[Website and app data records]
--
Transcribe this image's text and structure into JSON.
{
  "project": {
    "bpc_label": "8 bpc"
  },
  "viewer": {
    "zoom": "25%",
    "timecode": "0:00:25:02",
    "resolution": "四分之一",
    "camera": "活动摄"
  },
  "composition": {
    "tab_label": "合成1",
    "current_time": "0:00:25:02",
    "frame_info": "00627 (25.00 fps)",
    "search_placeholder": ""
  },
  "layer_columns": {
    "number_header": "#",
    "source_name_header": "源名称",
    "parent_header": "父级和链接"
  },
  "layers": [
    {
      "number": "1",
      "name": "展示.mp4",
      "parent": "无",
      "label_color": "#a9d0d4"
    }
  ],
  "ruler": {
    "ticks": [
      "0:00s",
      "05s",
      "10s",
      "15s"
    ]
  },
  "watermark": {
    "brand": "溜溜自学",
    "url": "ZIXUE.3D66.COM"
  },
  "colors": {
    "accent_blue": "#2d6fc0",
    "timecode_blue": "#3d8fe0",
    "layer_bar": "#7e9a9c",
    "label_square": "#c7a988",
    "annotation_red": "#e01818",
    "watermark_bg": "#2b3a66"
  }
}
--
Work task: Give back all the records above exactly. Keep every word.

Your response:
Transcribe this image's text and structure into JSON.
{
  "project": {
    "bpc_label": "8 bpc"
  },
  "viewer": {
    "zoom": "25%",
    "timecode": "0:00:25:02",
    "resolution": "四分之一",
    "camera": "活动摄"
  },
  "composition": {
    "tab_label": "合成1",
    "current_time": "0:00:25:02",
    "frame_info": "00627 (25.00 fps)",
    "search_placeholder": ""
  },
  "layer_columns": {
    "number_header": "#",
    "source_name_header": "源名称",
    "parent_header": "父级和链接"
  },
  "layers": [
    {
      "number": "1",
      "name": "展示.mp4",
      "parent": "无",
      "label_color": "#a9d0d4"
    }
  ],
  "ruler": {
    "ticks": [
      "0:00s",
      "05s",
      "10s",
      "15s"
    ]
  },
  "watermark": {
    "brand": "溜溜自学",
    "url": "ZIXUE.3D66.COM"
  },
  "colors": {
    "accent_blue": "#2d6fc0",
    "timecode_blue": "#3d8fe0",
    "layer_bar": "#7e9a9c",
    "label_square": "#c7a988",
    "annotation_red": "#e01818",
    "watermark_bg": "#2b3a66"
  }
}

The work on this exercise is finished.